> [Work order] Find every line in the entries that holds the string "true" and report it.

> [Dataset content]
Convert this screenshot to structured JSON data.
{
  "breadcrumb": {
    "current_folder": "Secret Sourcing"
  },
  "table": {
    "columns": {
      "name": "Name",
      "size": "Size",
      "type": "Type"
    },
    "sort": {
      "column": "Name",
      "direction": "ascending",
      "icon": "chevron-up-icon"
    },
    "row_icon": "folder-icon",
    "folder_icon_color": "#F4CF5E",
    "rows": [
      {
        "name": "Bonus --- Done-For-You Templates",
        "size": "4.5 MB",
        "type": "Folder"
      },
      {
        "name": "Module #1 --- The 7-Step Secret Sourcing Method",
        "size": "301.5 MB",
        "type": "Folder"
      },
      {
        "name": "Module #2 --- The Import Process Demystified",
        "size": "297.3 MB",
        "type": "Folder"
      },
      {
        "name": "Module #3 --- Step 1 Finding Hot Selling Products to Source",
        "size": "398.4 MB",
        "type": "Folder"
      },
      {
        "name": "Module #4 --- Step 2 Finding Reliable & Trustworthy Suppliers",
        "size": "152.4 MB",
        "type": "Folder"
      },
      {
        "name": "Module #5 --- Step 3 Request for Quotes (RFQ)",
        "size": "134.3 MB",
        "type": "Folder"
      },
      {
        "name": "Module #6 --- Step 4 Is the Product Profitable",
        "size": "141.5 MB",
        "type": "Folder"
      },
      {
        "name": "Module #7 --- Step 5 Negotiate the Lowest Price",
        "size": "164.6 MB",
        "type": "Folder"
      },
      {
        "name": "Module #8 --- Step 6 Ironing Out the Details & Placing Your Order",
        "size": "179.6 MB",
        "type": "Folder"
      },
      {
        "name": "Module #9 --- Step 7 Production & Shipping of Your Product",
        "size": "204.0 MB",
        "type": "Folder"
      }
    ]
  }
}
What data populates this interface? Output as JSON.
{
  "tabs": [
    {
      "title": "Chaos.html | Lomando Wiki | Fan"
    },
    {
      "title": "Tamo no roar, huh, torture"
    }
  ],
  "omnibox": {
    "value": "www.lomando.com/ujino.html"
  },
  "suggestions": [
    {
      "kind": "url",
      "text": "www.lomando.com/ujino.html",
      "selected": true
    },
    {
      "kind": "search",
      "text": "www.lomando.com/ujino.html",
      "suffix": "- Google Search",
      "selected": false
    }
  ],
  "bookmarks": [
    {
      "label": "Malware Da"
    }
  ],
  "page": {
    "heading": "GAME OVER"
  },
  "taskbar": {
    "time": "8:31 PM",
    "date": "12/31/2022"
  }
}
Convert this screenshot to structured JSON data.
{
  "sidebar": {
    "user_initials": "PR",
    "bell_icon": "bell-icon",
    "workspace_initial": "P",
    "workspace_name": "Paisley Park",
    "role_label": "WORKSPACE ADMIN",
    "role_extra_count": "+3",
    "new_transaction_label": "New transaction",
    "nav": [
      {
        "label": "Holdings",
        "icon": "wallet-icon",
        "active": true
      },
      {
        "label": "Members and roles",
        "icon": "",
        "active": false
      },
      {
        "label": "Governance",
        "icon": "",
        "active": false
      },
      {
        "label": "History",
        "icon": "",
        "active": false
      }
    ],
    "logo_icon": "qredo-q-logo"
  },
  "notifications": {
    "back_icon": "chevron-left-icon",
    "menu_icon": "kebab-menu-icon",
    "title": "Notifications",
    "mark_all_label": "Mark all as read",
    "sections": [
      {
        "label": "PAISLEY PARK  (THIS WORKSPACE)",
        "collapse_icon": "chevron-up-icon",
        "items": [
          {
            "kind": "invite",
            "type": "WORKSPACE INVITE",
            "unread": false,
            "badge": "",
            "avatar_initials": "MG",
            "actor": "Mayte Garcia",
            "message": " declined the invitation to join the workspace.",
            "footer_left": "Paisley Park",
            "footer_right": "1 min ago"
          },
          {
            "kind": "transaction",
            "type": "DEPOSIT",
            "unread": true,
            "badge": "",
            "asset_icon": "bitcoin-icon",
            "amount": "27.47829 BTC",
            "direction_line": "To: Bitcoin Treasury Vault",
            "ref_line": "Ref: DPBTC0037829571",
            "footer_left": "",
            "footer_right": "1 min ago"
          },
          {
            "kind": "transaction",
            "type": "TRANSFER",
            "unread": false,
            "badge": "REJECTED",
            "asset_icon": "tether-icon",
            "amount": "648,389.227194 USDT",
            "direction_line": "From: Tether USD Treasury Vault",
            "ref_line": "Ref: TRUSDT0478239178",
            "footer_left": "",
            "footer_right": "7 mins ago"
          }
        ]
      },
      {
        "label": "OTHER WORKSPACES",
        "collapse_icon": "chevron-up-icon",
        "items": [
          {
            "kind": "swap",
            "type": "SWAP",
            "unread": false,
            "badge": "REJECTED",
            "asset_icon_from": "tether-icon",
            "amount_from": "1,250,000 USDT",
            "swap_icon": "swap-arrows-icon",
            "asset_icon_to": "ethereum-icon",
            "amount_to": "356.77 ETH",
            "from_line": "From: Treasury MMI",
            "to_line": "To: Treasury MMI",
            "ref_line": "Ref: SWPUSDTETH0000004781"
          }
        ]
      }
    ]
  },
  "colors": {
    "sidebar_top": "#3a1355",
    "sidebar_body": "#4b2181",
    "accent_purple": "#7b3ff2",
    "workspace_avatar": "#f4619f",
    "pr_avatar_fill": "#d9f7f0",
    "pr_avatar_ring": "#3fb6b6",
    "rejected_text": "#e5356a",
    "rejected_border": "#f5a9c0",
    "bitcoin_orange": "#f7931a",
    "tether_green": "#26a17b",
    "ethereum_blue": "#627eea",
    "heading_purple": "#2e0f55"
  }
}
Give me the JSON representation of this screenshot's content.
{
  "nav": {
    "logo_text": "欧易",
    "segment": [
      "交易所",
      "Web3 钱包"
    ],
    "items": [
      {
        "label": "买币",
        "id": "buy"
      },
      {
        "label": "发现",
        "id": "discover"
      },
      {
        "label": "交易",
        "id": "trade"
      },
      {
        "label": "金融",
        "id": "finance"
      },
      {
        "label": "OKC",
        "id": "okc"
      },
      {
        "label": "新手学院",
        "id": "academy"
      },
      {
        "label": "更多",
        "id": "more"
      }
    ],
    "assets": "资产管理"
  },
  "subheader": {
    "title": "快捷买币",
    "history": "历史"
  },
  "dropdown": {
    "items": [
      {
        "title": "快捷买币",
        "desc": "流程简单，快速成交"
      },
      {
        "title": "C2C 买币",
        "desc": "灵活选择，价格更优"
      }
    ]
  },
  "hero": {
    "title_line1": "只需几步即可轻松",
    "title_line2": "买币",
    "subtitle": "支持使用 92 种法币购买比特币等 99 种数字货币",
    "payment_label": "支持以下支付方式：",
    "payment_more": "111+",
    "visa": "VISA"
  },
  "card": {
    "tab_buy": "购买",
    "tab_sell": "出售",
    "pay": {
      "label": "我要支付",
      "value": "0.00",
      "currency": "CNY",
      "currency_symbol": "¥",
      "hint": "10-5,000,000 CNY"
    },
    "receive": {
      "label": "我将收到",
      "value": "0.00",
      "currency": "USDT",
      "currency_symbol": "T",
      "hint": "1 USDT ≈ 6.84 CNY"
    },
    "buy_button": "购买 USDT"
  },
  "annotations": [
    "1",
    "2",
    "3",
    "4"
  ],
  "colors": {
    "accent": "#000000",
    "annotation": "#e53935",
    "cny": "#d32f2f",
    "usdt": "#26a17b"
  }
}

> [Answer below]
      "selected": true
        "active": true
            "unread": true,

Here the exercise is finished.